- [What to do]: Reading the data below, count the lines that carry the string "Green". Give nothing but the count.

[Opening Stored data section]

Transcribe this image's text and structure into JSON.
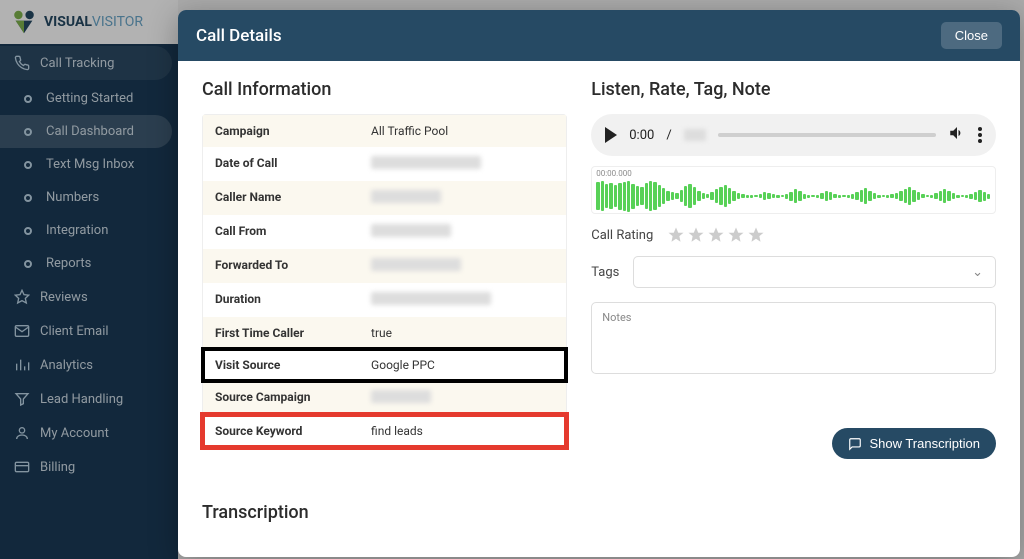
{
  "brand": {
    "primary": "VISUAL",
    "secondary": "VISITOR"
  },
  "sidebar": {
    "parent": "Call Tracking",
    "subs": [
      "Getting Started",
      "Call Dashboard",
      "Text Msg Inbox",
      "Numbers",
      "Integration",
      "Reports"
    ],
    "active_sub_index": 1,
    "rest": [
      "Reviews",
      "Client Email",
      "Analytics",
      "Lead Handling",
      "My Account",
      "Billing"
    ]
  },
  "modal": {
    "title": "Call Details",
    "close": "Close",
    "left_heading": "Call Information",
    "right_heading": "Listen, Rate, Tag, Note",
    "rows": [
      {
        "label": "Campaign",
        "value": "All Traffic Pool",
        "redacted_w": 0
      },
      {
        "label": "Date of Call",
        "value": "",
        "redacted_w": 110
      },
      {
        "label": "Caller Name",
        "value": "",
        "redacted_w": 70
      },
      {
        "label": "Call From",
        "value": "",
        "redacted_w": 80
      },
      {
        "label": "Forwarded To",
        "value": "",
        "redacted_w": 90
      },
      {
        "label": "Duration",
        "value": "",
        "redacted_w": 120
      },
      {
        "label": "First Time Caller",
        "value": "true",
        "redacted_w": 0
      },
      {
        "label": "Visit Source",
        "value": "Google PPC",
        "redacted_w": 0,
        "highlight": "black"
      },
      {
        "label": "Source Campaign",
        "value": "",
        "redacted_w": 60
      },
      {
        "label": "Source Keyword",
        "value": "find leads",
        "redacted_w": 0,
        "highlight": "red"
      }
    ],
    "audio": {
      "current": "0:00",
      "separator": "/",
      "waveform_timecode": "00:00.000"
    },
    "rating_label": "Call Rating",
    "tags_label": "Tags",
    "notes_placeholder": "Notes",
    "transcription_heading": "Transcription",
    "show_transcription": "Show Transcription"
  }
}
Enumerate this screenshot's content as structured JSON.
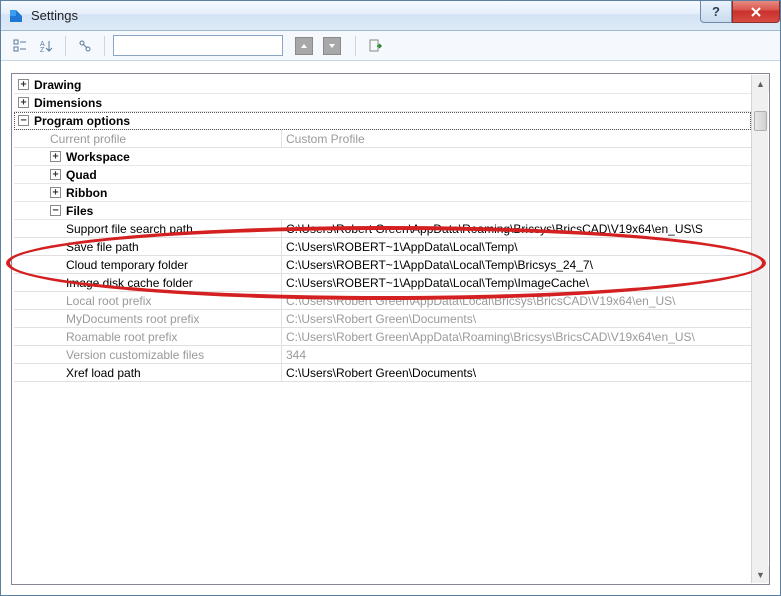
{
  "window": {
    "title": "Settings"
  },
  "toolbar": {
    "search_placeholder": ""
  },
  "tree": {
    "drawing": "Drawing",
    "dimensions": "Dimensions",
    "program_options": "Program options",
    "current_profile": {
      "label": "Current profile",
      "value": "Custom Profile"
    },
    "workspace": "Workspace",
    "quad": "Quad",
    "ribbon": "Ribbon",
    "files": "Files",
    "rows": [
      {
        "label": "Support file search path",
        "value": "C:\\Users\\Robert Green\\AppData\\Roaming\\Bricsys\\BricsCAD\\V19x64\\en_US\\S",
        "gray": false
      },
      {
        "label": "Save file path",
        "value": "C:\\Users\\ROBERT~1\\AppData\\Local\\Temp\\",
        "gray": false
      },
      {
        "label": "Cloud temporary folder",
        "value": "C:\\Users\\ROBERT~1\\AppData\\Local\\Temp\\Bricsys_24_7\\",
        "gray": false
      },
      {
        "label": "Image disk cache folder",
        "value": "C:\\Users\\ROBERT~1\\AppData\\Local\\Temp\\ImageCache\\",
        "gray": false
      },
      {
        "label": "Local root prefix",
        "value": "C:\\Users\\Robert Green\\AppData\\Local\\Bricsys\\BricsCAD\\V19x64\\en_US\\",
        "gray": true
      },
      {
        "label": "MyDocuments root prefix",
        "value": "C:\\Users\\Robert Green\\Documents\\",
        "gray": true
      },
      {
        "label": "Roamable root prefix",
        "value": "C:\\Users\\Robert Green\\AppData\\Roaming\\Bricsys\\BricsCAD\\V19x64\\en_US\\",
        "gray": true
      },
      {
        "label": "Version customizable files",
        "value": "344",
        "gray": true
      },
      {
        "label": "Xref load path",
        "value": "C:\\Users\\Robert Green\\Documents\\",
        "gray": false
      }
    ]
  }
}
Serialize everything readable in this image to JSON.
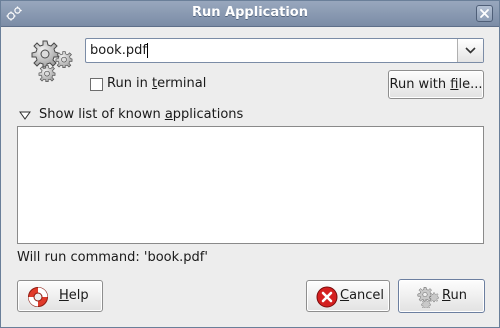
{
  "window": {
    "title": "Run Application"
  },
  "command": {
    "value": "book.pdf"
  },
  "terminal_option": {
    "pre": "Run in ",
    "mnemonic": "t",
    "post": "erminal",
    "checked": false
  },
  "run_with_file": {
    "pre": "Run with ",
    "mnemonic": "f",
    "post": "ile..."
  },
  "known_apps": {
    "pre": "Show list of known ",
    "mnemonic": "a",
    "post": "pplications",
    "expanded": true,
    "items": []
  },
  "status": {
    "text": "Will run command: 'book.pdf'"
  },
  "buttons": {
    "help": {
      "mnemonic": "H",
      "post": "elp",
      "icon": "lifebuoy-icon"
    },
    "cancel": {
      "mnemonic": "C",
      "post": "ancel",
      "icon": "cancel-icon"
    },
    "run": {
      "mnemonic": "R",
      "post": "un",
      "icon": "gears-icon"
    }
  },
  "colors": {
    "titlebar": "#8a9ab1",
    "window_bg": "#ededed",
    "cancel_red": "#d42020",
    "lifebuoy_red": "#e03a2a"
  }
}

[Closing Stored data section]

- [Answer to this problem]: 5